### EXERCISE AIM
From the listing below, pull out every line where the string "favicon" appears.
——
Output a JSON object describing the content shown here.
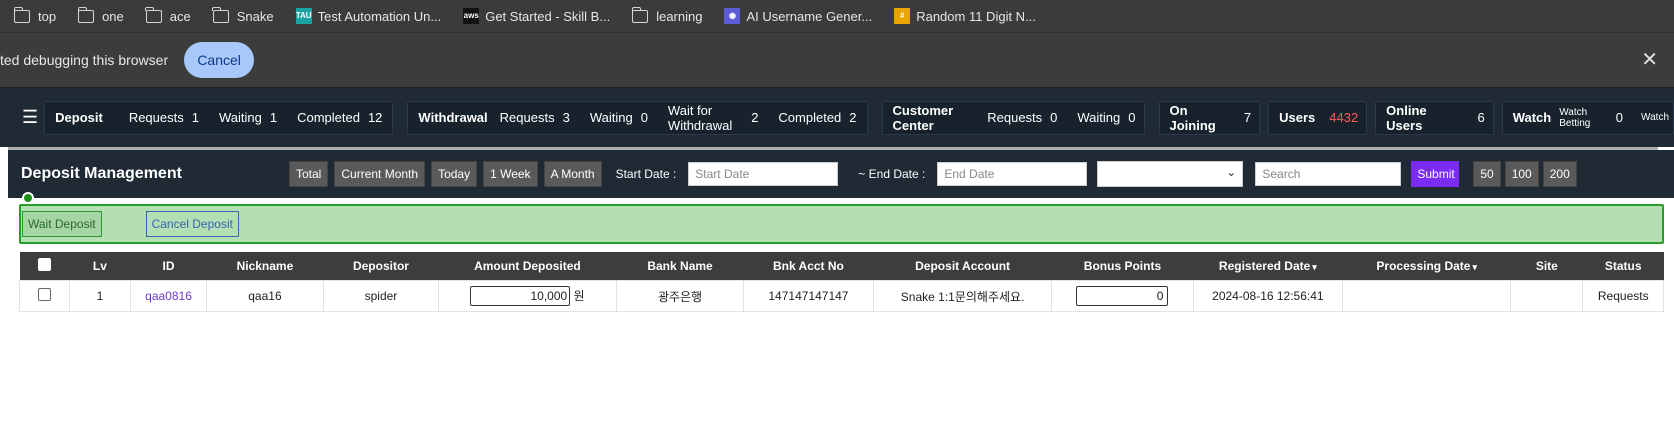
{
  "bookmarks": [
    {
      "label": "top",
      "icon": "folder-icon"
    },
    {
      "label": "one",
      "icon": "folder-icon"
    },
    {
      "label": "ace",
      "icon": "folder-icon"
    },
    {
      "label": "Snake",
      "icon": "folder-icon"
    },
    {
      "label": "Test Automation Un...",
      "icon": "tau-favicon",
      "fav_text": "TAU",
      "color": "#1aa3a3"
    },
    {
      "label": "Get Started - Skill B...",
      "icon": "aws-favicon",
      "fav_text": "aws",
      "color": "#111111"
    },
    {
      "label": "learning",
      "icon": "folder-icon"
    },
    {
      "label": "AI Username Gener...",
      "icon": "ai-favicon",
      "fav_text": "◉",
      "color": "#5b5bd6"
    },
    {
      "label": "Random 11 Digit N...",
      "icon": "hash-favicon",
      "fav_text": "#",
      "color": "#e8a400"
    }
  ],
  "debug_bar": {
    "message": "ted debugging this browser",
    "cancel_label": "Cancel",
    "close_glyph": "✕"
  },
  "topnav": {
    "menu_glyph": "☰",
    "deposit": {
      "title": "Deposit",
      "requests_label": "Requests",
      "requests": "1",
      "waiting_label": "Waiting",
      "waiting": "1",
      "completed_label": "Completed",
      "completed": "12"
    },
    "withdrawal": {
      "title": "Withdrawal",
      "requests_label": "Requests",
      "requests": "3",
      "waiting_label": "Waiting",
      "waiting": "0",
      "wait_label": "Wait for Withdrawal",
      "wait": "2",
      "completed_label": "Completed",
      "completed": "2"
    },
    "customer": {
      "title": "Customer Center",
      "requests_label": "Requests",
      "requests": "0",
      "waiting_label": "Waiting",
      "waiting": "0"
    },
    "joining": {
      "title": "On Joining",
      "count": "7"
    },
    "users": {
      "title": "Users",
      "count": "4432"
    },
    "online": {
      "title": "Online Users",
      "count": "6"
    },
    "watch": {
      "title": "Watch",
      "betting_label": "Watch Betting",
      "betting": "0",
      "more_label": "Watch"
    }
  },
  "panel": {
    "title": "Deposit Management",
    "filters": [
      "Total",
      "Current Month",
      "Today",
      "1 Week",
      "A Month"
    ],
    "start_label": "Start Date :",
    "start_placeholder": "Start Date",
    "end_label": "~ End Date :",
    "end_placeholder": "End Date",
    "select_value": "",
    "search_placeholder": "Search",
    "submit_label": "Submit",
    "page_sizes": [
      "50",
      "100",
      "200"
    ],
    "wait_deposit_label": "Wait Deposit",
    "cancel_deposit_label": "Cancel Deposit"
  },
  "table": {
    "headers": [
      "Lv",
      "ID",
      "Nickname",
      "Depositor",
      "Amount Deposited",
      "Bank Name",
      "Bnk Acct No",
      "Deposit Account",
      "Bonus Points",
      "Registered Date",
      "Processing Date",
      "Site",
      "Status"
    ],
    "sort_caret": "▾",
    "rows": [
      {
        "lv": "1",
        "id": "qaa0816",
        "nickname": "qaa16",
        "depositor": "spider",
        "amount": "10,000",
        "currency": "원",
        "bank": "광주은행",
        "acct": "147147147147",
        "account": "Snake 1:1문의해주세요.",
        "bonus": "0",
        "registered": "2024-08-16 12:56:41",
        "processing": "",
        "site": "",
        "status": "Requests"
      }
    ]
  }
}
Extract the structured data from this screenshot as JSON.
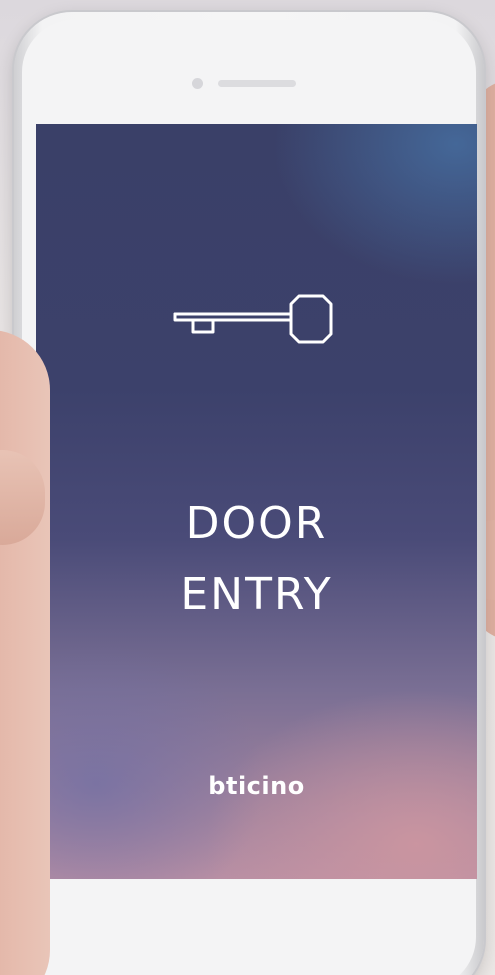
{
  "screen": {
    "icon": "key-icon",
    "title_line1": "DOOR",
    "title_line2": "ENTRY",
    "brand": "bticino"
  },
  "colors": {
    "background_top": "#3a4068",
    "background_bottom": "#b88fa4",
    "text": "#ffffff"
  }
}
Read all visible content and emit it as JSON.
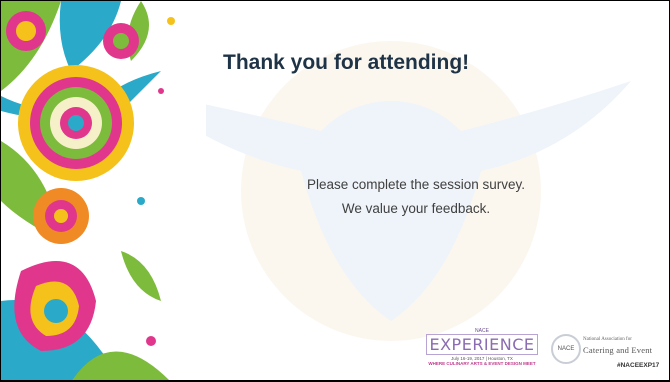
{
  "slide": {
    "title": "Thank you for attending!",
    "body_line1": "Please complete the session survey.",
    "body_line2": "We value your feedback."
  },
  "logos": {
    "experience": {
      "brand": "NACE",
      "word": "EXPERIENCE",
      "dates": "July 16-19, 2017 | Houston, TX",
      "tagline": "WHERE CULINARY ARTS & EVENT DESIGN MEET"
    },
    "nace": {
      "circle_text": "NACE",
      "line1": "National Association for",
      "line2": "Catering and Event",
      "hashtag": "#NACEEXP17"
    }
  },
  "colors": {
    "title": "#1f3347",
    "body": "#404040",
    "accent_pink": "#e0378d",
    "accent_teal": "#2aa9c9",
    "accent_green": "#7dbb3c",
    "accent_yellow": "#f5c21b"
  }
}
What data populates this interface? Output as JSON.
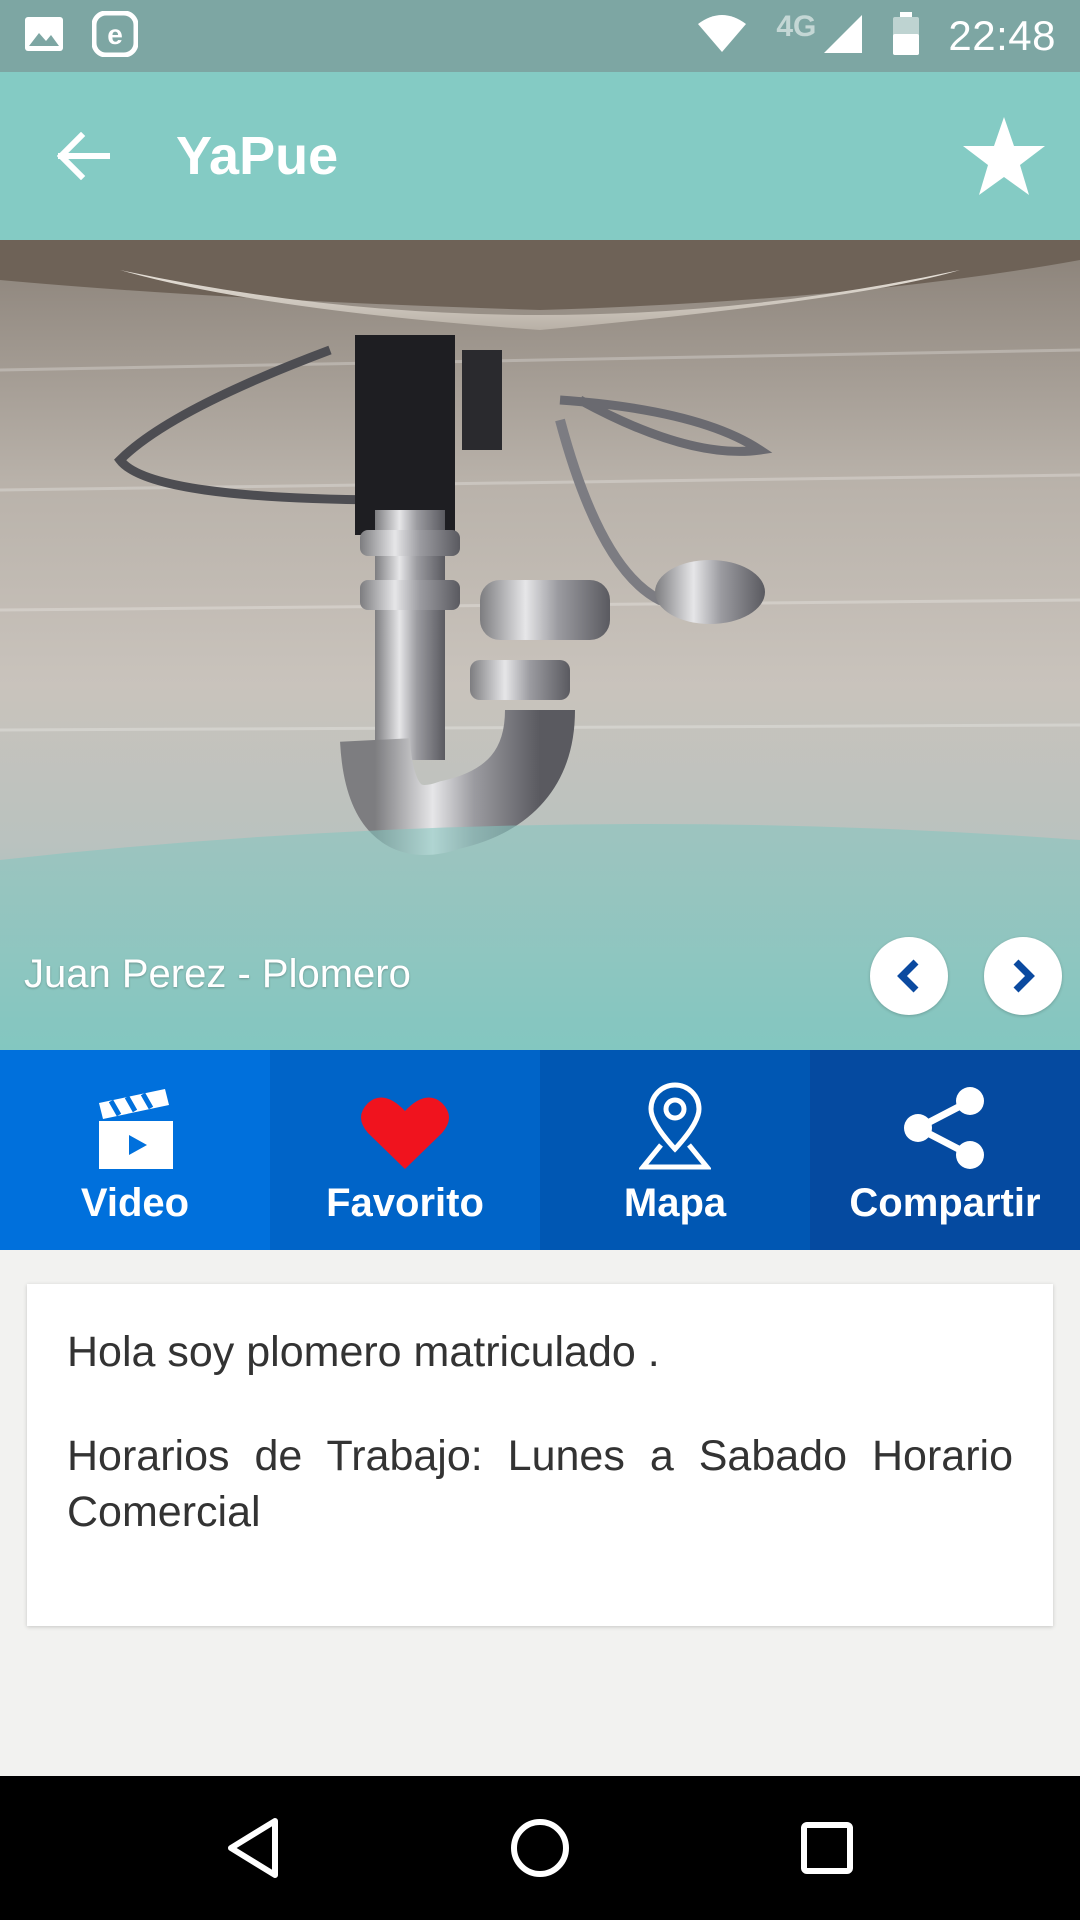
{
  "status_bar": {
    "time": "22:48",
    "network": "4G"
  },
  "app_bar": {
    "title": "YaPue"
  },
  "hero": {
    "caption": "Juan Perez - Plomero"
  },
  "actions": [
    {
      "label": "Video",
      "icon": "video-clapper-icon"
    },
    {
      "label": "Favorito",
      "icon": "heart-icon"
    },
    {
      "label": "Mapa",
      "icon": "map-pin-icon"
    },
    {
      "label": "Compartir",
      "icon": "share-icon"
    }
  ],
  "card": {
    "intro": "Hola soy plomero matriculado .",
    "schedule": "Horarios de Trabajo: Lunes a Sabado Horario Comercial"
  },
  "colors": {
    "status_bar": "#7da6a3",
    "app_bar": "#84cbc4",
    "heart": "#f0131e",
    "action_blues": [
      "#0070dc",
      "#0064c8",
      "#0057b3",
      "#054aa0"
    ]
  }
}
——
### FINISHED TASK
      "icon": "tau-favicon",
      "icon": "aws-favicon",
      "icon": "ai-favicon",
      "icon": "hash-favicon",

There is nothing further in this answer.